GOAL OF THE EXERCISE.
Reproduce the data below in full and to the letter, images excepted.

● ● ● ●

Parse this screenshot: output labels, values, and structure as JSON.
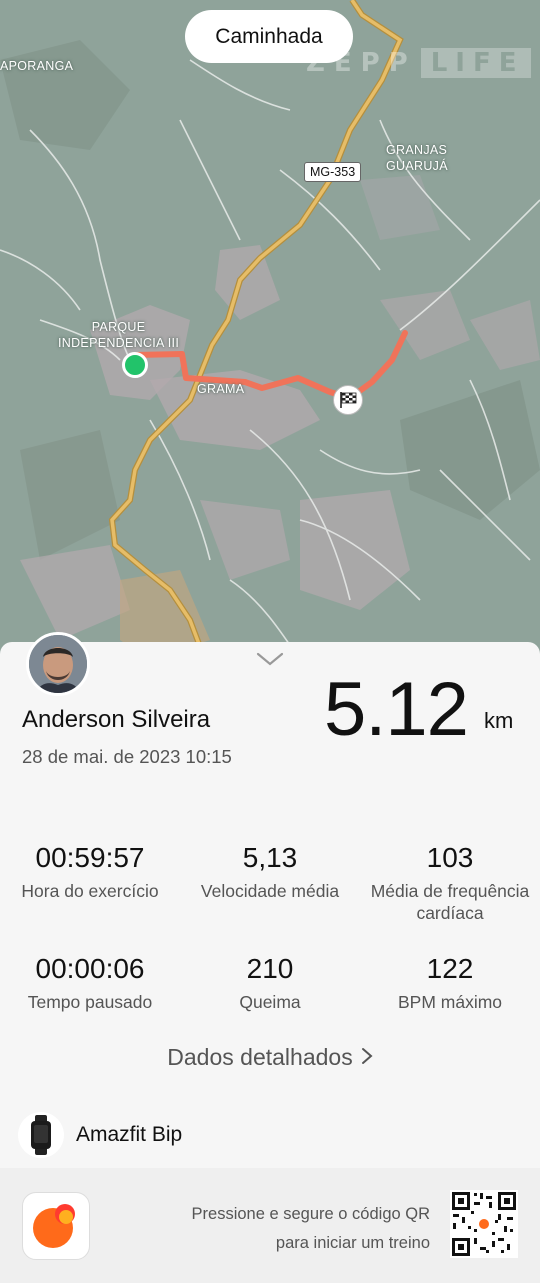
{
  "map": {
    "activity_type": "Caminhada",
    "watermark_left": "ZEPP",
    "watermark_right": "LIFE",
    "labels": {
      "aporanga": "APORANGA",
      "granjas": "GRANJAS\nGUARUJÁ",
      "parque": "PARQUE\nINDEPENDENCIA III",
      "grama": "GRAMA"
    },
    "road_sign": "MG-353",
    "route_color": "#f0735a",
    "start_color": "#22c36a",
    "road_color": "#e3b55a"
  },
  "profile": {
    "name": "Anderson Silveira",
    "date": "28 de mai. de 2023 10:15",
    "distance": "5.12",
    "distance_unit": "km"
  },
  "stats": [
    {
      "value": "00:59:57",
      "label": "Hora do exercício"
    },
    {
      "value": "5,13",
      "label": "Velocidade média"
    },
    {
      "value": "103",
      "label": "Média de frequência\ncardíaca"
    },
    {
      "value": "00:00:06",
      "label": "Tempo pausado"
    },
    {
      "value": "210",
      "label": "Queima"
    },
    {
      "value": "122",
      "label": "BPM máximo"
    }
  ],
  "details_link": "Dados detalhados",
  "device": {
    "name": "Amazfit Bip",
    "icon": "watch-icon"
  },
  "footer": {
    "qr_text_line1": "Pressione e segure o código QR",
    "qr_text_line2": "para iniciar um treino",
    "brand_color": "#ff6a1a"
  }
}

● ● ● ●

THE COMPLETED TASK.
Parse this screenshot: output labels, values, and structure as JSON.
{
  "map": {
    "activity_type": "Caminhada",
    "watermark_left": "ZEPP",
    "watermark_right": "LIFE",
    "labels": {
      "aporanga": "APORANGA",
      "granjas": "GRANJAS\nGUARUJÁ",
      "parque": "PARQUE\nINDEPENDENCIA III",
      "grama": "GRAMA"
    },
    "road_sign": "MG-353",
    "route_color": "#f0735a",
    "start_color": "#22c36a",
    "road_color": "#e3b55a"
  },
  "profile": {
    "name": "Anderson Silveira",
    "date": "28 de mai. de 2023 10:15",
    "distance": "5.12",
    "distance_unit": "km"
  },
  "stats": [
    {
      "value": "00:59:57",
      "label": "Hora do exercício"
    },
    {
      "value": "5,13",
      "label": "Velocidade média"
    },
    {
      "value": "103",
      "label": "Média de frequência\ncardíaca"
    },
    {
      "value": "00:00:06",
      "label": "Tempo pausado"
    },
    {
      "value": "210",
      "label": "Queima"
    },
    {
      "value": "122",
      "label": "BPM máximo"
    }
  ],
  "details_link": "Dados detalhados",
  "device": {
    "name": "Amazfit Bip",
    "icon": "watch-icon"
  },
  "footer": {
    "qr_text_line1": "Pressione e segure o código QR",
    "qr_text_line2": "para iniciar um treino",
    "brand_color": "#ff6a1a"
  }
}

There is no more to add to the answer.